Using the data below, show every line where the word "condition" occurs.

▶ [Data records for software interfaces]
-=-=-

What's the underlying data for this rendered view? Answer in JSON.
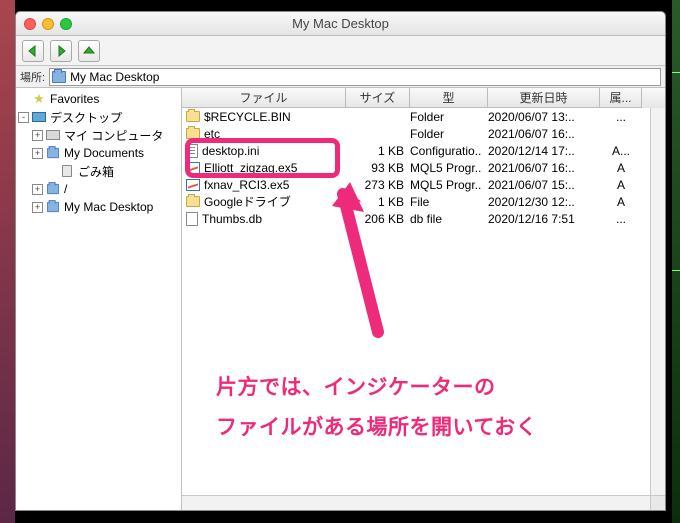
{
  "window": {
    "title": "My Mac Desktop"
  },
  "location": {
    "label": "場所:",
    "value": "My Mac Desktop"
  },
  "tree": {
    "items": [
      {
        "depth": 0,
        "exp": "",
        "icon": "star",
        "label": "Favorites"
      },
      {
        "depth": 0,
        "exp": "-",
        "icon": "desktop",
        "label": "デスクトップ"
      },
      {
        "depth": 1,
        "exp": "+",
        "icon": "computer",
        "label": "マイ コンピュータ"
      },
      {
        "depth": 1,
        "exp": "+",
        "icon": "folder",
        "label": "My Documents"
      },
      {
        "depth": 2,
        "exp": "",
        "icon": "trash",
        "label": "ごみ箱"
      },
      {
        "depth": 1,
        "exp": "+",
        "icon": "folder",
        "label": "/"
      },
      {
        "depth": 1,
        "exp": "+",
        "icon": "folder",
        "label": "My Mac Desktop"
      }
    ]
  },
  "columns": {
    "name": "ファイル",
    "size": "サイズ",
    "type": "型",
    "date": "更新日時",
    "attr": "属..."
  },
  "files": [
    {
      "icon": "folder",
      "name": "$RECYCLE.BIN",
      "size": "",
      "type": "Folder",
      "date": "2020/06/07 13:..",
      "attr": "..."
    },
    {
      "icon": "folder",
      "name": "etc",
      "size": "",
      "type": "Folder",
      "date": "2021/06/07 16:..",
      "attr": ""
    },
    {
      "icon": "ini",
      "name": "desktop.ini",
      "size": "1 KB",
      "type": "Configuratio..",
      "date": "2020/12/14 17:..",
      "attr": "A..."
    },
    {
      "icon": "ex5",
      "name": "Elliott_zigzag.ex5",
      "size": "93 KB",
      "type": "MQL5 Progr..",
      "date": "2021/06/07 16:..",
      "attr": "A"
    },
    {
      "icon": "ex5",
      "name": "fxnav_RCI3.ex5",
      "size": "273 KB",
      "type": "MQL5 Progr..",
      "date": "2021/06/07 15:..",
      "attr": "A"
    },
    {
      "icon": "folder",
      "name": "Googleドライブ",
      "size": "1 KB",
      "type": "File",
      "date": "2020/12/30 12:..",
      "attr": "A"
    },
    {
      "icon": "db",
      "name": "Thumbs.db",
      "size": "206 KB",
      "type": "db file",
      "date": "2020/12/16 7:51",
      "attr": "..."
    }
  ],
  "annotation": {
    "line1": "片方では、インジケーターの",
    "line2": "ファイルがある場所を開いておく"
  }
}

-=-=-

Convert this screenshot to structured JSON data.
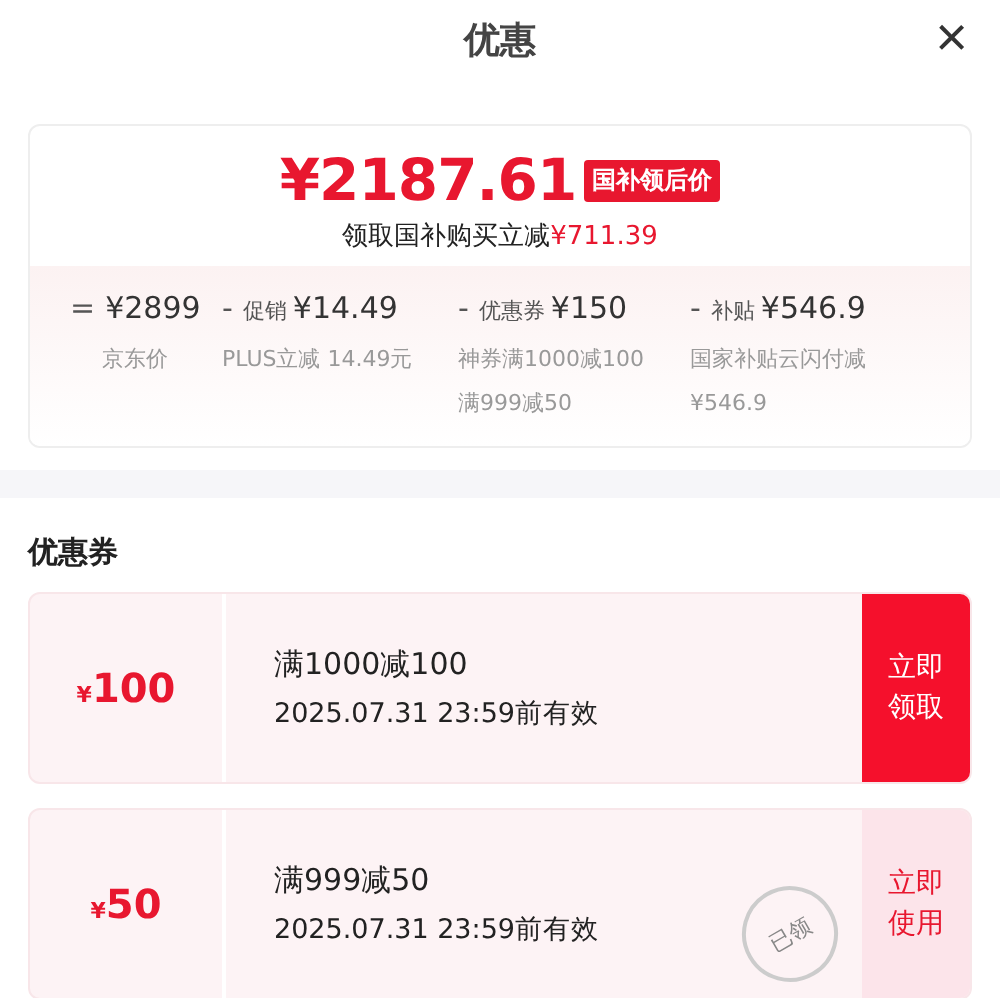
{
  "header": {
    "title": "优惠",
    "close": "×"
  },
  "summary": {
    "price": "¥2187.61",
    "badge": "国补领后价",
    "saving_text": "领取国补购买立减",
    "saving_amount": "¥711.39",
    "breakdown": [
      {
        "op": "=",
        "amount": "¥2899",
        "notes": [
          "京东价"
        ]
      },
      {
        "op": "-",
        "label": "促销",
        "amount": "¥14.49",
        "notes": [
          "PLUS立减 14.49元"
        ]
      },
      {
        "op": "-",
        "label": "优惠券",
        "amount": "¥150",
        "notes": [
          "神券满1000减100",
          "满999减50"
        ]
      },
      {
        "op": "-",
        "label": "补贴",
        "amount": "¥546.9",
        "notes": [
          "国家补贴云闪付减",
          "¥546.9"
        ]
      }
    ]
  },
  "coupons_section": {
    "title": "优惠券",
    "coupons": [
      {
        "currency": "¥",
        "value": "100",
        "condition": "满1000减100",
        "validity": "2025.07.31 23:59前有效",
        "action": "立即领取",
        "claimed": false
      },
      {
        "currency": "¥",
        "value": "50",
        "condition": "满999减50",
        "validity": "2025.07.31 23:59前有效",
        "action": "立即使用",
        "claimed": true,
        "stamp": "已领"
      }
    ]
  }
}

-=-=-

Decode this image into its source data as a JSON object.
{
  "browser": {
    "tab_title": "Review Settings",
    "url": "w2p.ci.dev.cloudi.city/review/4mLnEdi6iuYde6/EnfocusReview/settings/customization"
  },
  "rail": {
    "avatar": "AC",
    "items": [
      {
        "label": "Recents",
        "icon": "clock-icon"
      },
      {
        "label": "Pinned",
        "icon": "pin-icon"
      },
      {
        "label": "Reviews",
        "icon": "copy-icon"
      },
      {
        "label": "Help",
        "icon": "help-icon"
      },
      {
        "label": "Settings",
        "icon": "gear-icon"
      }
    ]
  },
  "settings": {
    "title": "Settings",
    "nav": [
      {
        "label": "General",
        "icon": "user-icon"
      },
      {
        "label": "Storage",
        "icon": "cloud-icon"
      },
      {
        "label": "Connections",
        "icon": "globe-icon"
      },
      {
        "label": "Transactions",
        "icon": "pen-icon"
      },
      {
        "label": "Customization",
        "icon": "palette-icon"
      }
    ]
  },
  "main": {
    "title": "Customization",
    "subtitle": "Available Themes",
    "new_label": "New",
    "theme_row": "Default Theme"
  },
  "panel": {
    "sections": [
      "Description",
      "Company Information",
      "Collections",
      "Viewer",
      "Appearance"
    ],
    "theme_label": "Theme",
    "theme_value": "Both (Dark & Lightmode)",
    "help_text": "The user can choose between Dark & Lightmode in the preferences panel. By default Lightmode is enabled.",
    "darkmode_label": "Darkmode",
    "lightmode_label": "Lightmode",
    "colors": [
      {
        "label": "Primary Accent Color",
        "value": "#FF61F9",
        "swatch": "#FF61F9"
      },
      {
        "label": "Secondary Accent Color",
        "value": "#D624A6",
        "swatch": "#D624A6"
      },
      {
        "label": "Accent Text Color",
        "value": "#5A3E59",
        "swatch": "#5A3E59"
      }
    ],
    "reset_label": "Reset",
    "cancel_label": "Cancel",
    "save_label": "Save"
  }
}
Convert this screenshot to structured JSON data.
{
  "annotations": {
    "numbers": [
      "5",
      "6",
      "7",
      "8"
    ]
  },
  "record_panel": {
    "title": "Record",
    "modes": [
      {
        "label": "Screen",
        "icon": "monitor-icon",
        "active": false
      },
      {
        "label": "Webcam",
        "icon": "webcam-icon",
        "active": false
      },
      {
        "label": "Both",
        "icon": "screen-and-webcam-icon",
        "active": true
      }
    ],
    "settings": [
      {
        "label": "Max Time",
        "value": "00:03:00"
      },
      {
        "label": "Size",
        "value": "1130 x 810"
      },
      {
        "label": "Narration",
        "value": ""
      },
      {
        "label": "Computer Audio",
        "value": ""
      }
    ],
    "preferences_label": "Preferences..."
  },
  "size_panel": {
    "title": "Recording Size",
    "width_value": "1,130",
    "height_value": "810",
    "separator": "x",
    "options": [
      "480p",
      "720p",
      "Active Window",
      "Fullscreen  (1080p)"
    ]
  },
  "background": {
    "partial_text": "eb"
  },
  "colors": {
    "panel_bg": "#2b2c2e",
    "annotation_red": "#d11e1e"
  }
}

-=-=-

▶ [WRITTEN RESPONSE]
        "condition": "满1000减100",
        "condition": "满999减50",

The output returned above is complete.